[[ RECORDS SHOWN, beginning ]]

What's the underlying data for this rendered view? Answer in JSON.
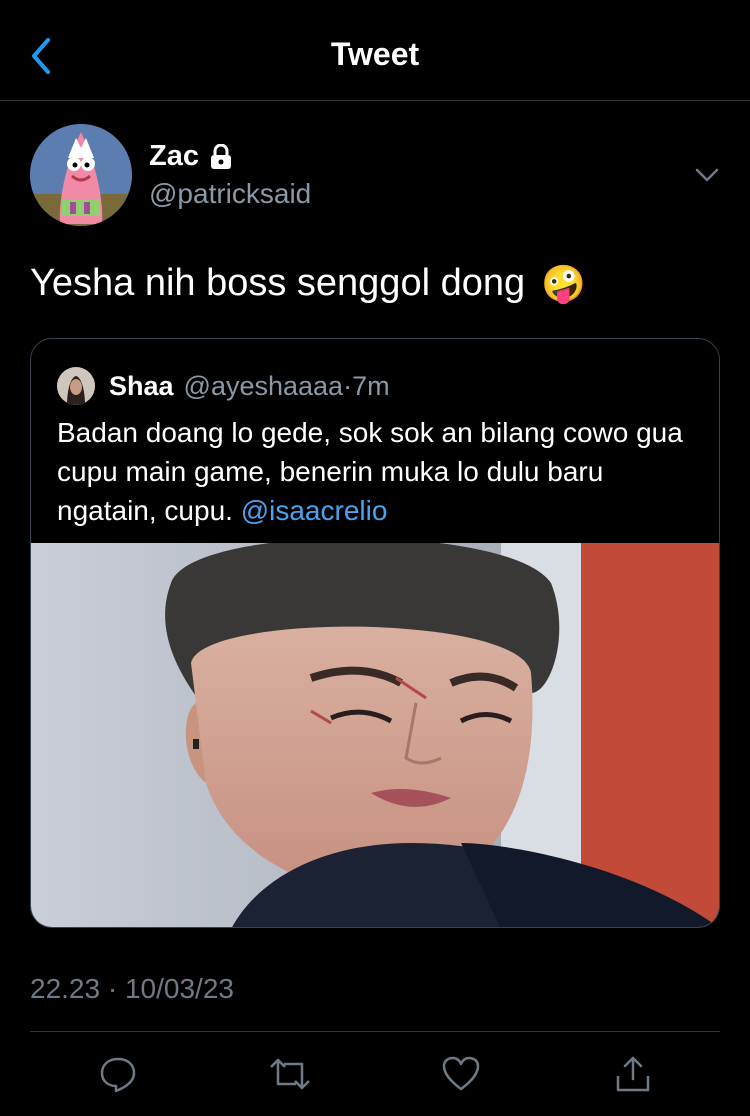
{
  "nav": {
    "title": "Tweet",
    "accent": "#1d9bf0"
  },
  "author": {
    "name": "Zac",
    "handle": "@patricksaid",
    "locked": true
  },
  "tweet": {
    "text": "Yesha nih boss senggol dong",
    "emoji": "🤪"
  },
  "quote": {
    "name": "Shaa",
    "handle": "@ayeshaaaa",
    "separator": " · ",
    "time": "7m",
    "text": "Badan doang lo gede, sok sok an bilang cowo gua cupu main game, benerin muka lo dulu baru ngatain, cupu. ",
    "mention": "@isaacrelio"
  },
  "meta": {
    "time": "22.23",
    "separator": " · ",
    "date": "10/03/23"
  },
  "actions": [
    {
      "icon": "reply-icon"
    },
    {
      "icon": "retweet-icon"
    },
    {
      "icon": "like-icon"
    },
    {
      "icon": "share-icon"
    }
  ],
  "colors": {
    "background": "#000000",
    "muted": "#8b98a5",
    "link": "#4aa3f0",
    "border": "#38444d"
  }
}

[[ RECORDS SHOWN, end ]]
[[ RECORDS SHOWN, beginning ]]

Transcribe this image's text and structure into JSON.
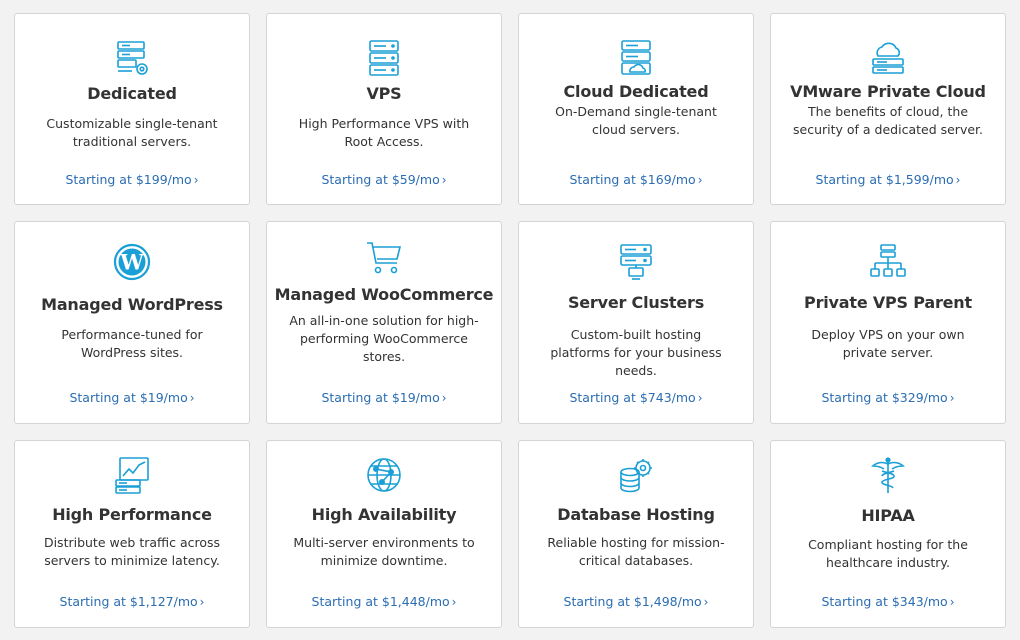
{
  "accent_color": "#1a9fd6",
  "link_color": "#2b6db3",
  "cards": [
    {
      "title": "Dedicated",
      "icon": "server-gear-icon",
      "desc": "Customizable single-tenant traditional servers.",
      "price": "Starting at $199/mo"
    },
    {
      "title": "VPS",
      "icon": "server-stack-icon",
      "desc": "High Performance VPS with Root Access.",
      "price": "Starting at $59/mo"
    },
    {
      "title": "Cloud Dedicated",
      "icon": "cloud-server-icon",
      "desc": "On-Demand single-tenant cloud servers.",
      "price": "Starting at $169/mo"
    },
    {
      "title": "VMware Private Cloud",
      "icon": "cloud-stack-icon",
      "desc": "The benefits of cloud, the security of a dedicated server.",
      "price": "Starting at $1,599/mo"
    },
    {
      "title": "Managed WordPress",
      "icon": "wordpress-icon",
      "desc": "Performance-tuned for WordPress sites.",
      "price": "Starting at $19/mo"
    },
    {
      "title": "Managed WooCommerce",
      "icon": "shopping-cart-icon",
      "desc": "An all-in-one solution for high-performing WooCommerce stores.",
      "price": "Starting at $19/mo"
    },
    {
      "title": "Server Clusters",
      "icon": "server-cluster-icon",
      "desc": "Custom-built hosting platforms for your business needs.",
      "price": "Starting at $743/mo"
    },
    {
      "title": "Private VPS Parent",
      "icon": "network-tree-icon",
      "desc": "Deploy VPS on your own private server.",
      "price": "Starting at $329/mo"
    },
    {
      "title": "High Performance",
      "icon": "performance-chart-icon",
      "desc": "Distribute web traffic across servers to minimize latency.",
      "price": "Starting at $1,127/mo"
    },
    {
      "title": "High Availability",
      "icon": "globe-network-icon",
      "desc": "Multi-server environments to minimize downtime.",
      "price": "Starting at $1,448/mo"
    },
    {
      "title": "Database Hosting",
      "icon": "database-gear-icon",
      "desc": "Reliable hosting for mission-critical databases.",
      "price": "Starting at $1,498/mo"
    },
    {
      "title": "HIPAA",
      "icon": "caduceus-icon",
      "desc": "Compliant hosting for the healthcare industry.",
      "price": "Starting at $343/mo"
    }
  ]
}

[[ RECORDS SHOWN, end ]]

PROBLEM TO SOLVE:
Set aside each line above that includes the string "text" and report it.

SOLUTION TO THE PROBLEM:
    "text": "Yesha nih boss senggol dong",
    "text": "Badan doang lo gede, sok sok an bilang cowo gua cupu main game, benerin muka lo dulu baru ngatain, cupu. ",
Transcribe this image's text and structure into JSON.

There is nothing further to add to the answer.